Today, Marsha Gruenberg Kreuzman, a Holocaust survivor, will be buried alongside her beloved Robert. Marsha spent decades telling her story and teaching others so that we will not forget the atrocities of the Sho’ah. Please read this reflection & share it — in order to honor Marsha’s memory. These reflections here include the broad outlines of Marsha’s story. The more detailed account is accessible through the USC Shoah Foundation Visual History Archive: http://vhaonline.usc.edu/viewingPage?testimonyID=18431&returnIndex=0#. Marsha and her husband Robert recorded their testimonies as part of the visionary project created by Steven Spielberg.)

Marsha and her mother.

Marsha Gruenberg was born in Krakow, Poland. She was the only Jew in her class and stood out as a redhead. She was persecuted and taunted with the cries of “Jew – Jew – Jew.” Continue reading

Establish the work of our hands!

She was a weaver. Coming to it late in life, her footsteps were no longer steady, but her fingers delicately managed the small loom in her living room, balls of yarn beckoning from the nearby basket. One of her last days, I came to see her. Her daughters handed me a small, soft package, wrapped in tissue — a narrow jewel-toned scarf unrolled, marked by a label with the weaver’s name. Continue reading

Keep Hugging the Bowl

Hug the mixing bowl. Yes, really hug it. If you don’t, it will fly across the kitchen. Actually, with liquid batter, the mixer works just fine, most of the time. But with dough, the bowl goes flying off the base, ingredients with it. If you hug the bowl while it mixes, it will stay on the base. So, I keep hugging the bowl.

“Why?”

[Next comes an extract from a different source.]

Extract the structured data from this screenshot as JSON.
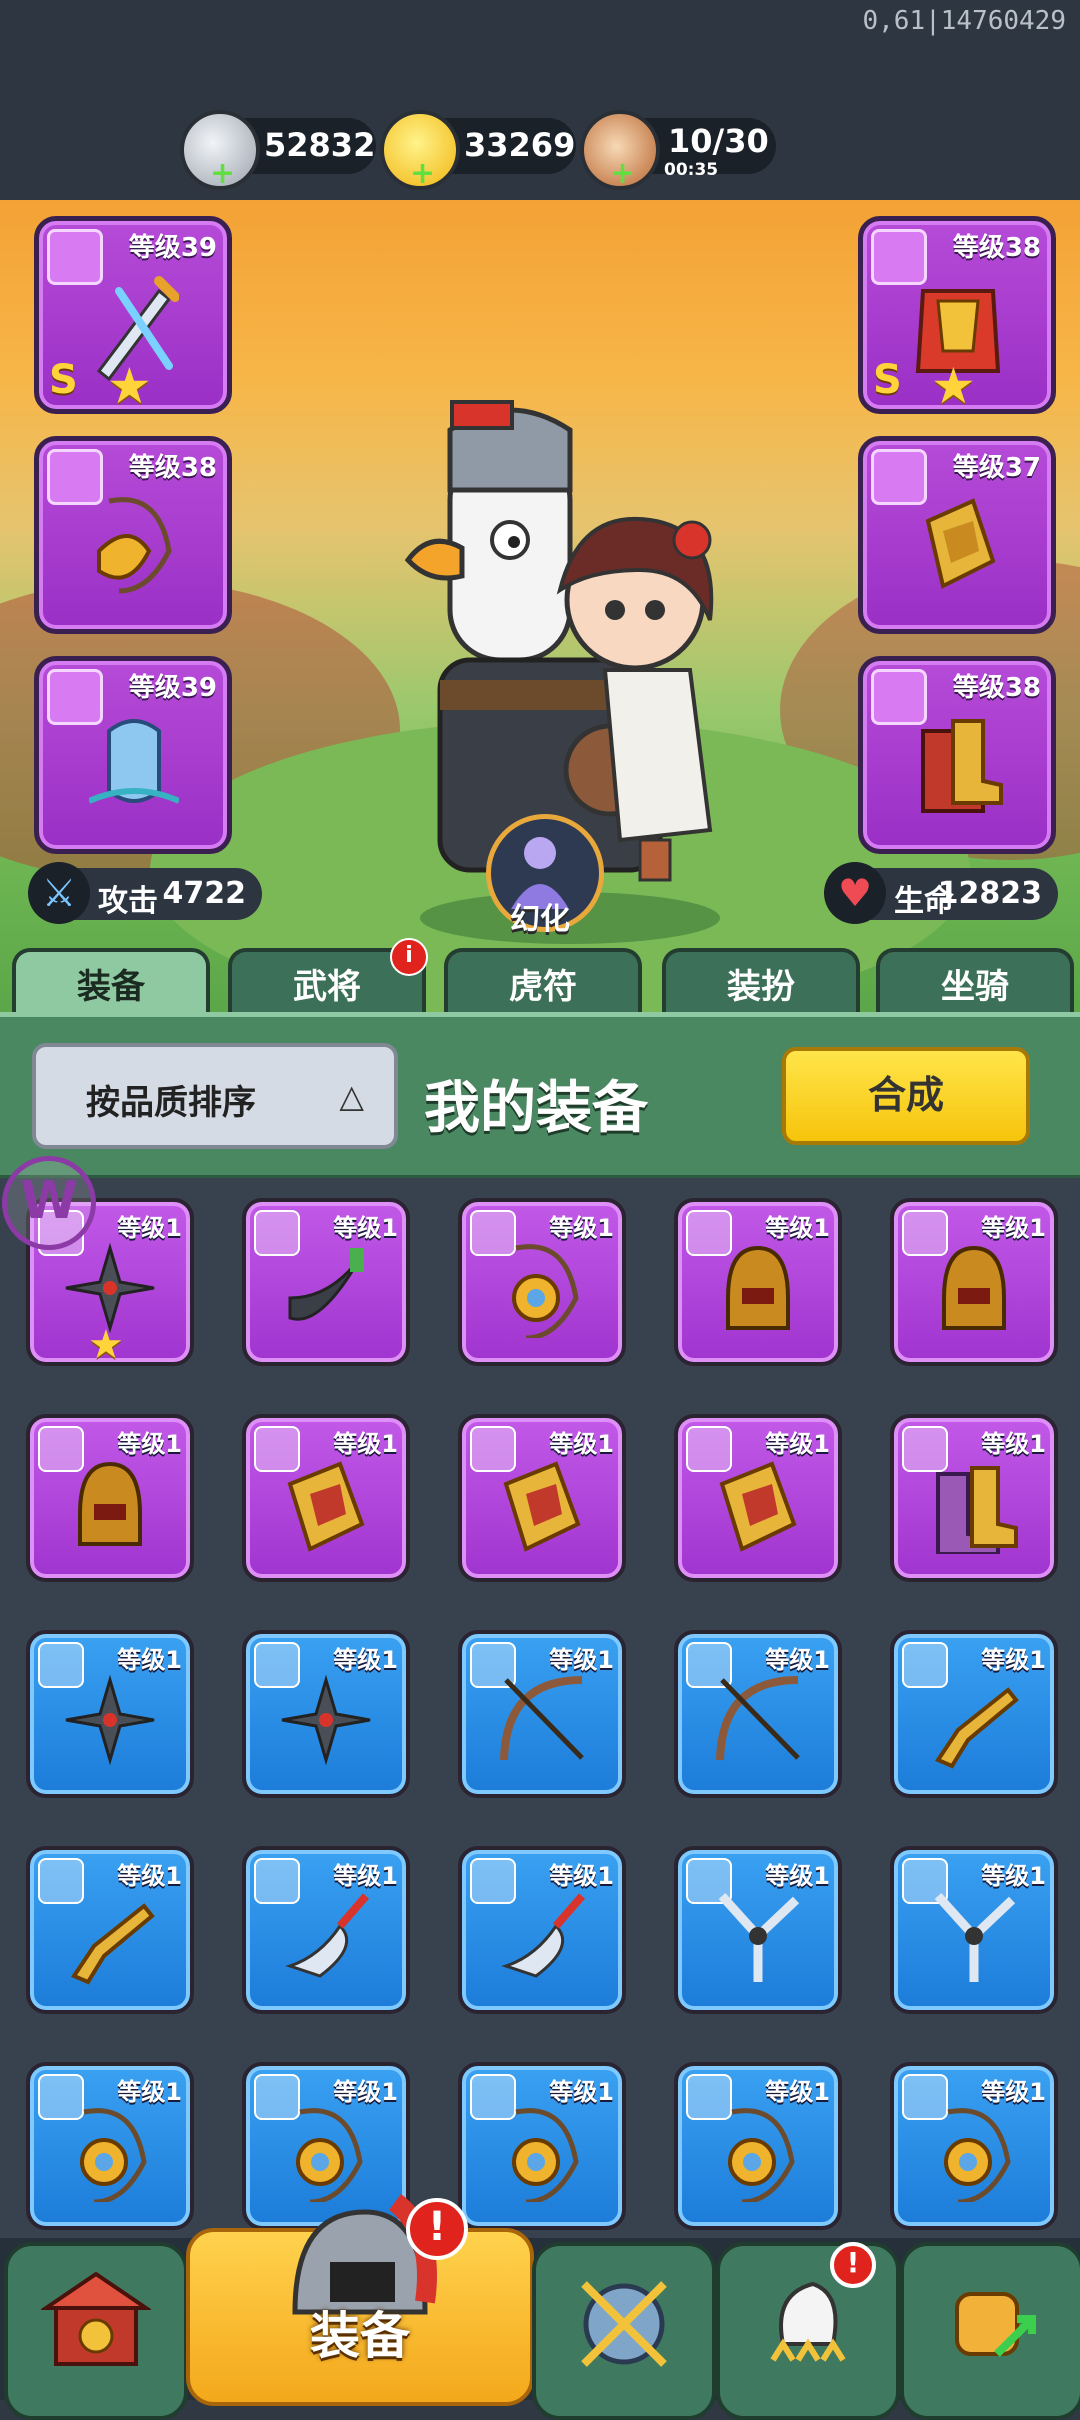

Because it was Grandma’s. And when I bake with the KitchenAid 4C that is as old as I am, Grandma is in the kitchen with me. She is telling me to use the best of ingredients. She is baking alongside my three children, at least one of whom is already taller than her. All of this is a neat trick, since Grandma died 22 years ago. Continue reading